- Work item
Please set down the data again exactly, minus the pictures.

- Available records
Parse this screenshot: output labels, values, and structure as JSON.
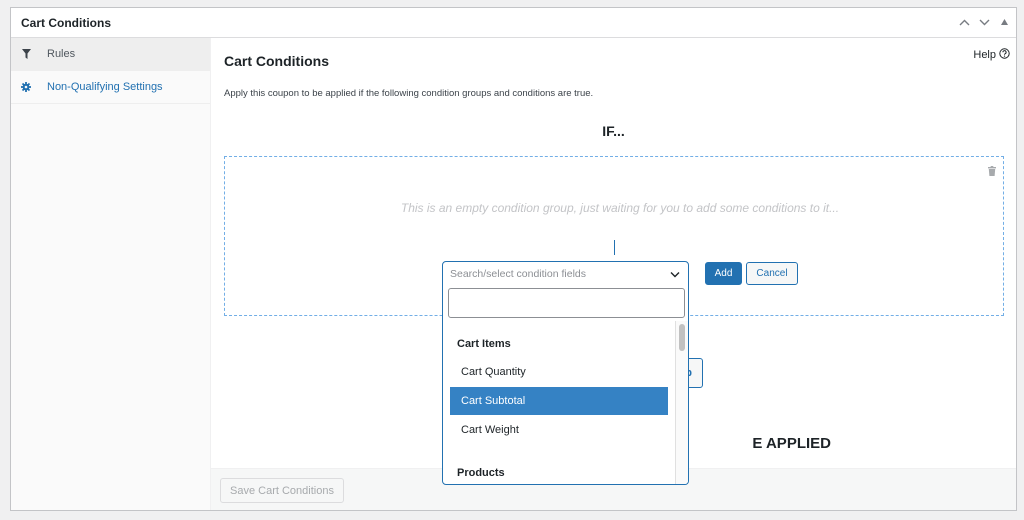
{
  "panel": {
    "title": "Cart Conditions",
    "controls": [
      {
        "name": "move-up",
        "icon": "chevron-up-icon"
      },
      {
        "name": "move-down",
        "icon": "chevron-down-icon"
      },
      {
        "name": "toggle-panel",
        "icon": "triangle-up-icon"
      }
    ]
  },
  "sidebar": {
    "items": [
      {
        "label": "Rules",
        "icon": "filter-icon",
        "active": true
      },
      {
        "label": "Non-Qualifying Settings",
        "icon": "gear-icon",
        "active": false
      }
    ]
  },
  "main": {
    "title": "Cart Conditions",
    "help_label": "Help",
    "description": "Apply this coupon to be applied if the following condition groups and conditions are true.",
    "if_label": "IF...",
    "condition_group": {
      "empty_message": "This is an empty condition group, just waiting for you to add some conditions to it..."
    },
    "add_button": "Add",
    "cancel_button": "Cancel",
    "hidden_button_fragment": "p",
    "then_label_fragment": "E APPLIED",
    "save_button": "Save Cart Conditions"
  },
  "dropdown": {
    "placeholder": "Search/select condition fields",
    "search_value": "",
    "groups": [
      {
        "label": "Cart Items",
        "options": [
          {
            "label": "Cart Quantity",
            "selected": false
          },
          {
            "label": "Cart Subtotal",
            "selected": true
          },
          {
            "label": "Cart Weight",
            "selected": false
          }
        ]
      },
      {
        "label": "Products",
        "options": []
      }
    ]
  },
  "colors": {
    "accent": "#2271b1",
    "highlight": "#3582c4",
    "dashed_border": "#72aee6",
    "muted_text": "#c3c4c7"
  }
}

- Written solution
Parse this screenshot: output labels, values, and structure as JSON.
{
  "panel": {
    "title": "Cart Conditions",
    "controls": [
      {
        "name": "move-up",
        "icon": "chevron-up-icon"
      },
      {
        "name": "move-down",
        "icon": "chevron-down-icon"
      },
      {
        "name": "toggle-panel",
        "icon": "triangle-up-icon"
      }
    ]
  },
  "sidebar": {
    "items": [
      {
        "label": "Rules",
        "icon": "filter-icon",
        "active": true
      },
      {
        "label": "Non-Qualifying Settings",
        "icon": "gear-icon",
        "active": false
      }
    ]
  },
  "main": {
    "title": "Cart Conditions",
    "help_label": "Help",
    "description": "Apply this coupon to be applied if the following condition groups and conditions are true.",
    "if_label": "IF...",
    "condition_group": {
      "empty_message": "This is an empty condition group, just waiting for you to add some conditions to it..."
    },
    "add_button": "Add",
    "cancel_button": "Cancel",
    "hidden_button_fragment": "p",
    "then_label_fragment": "E APPLIED",
    "save_button": "Save Cart Conditions"
  },
  "dropdown": {
    "placeholder": "Search/select condition fields",
    "search_value": "",
    "groups": [
      {
        "label": "Cart Items",
        "options": [
          {
            "label": "Cart Quantity",
            "selected": false
          },
          {
            "label": "Cart Subtotal",
            "selected": true
          },
          {
            "label": "Cart Weight",
            "selected": false
          }
        ]
      },
      {
        "label": "Products",
        "options": []
      }
    ]
  },
  "colors": {
    "accent": "#2271b1",
    "highlight": "#3582c4",
    "dashed_border": "#72aee6",
    "muted_text": "#c3c4c7"
  }
}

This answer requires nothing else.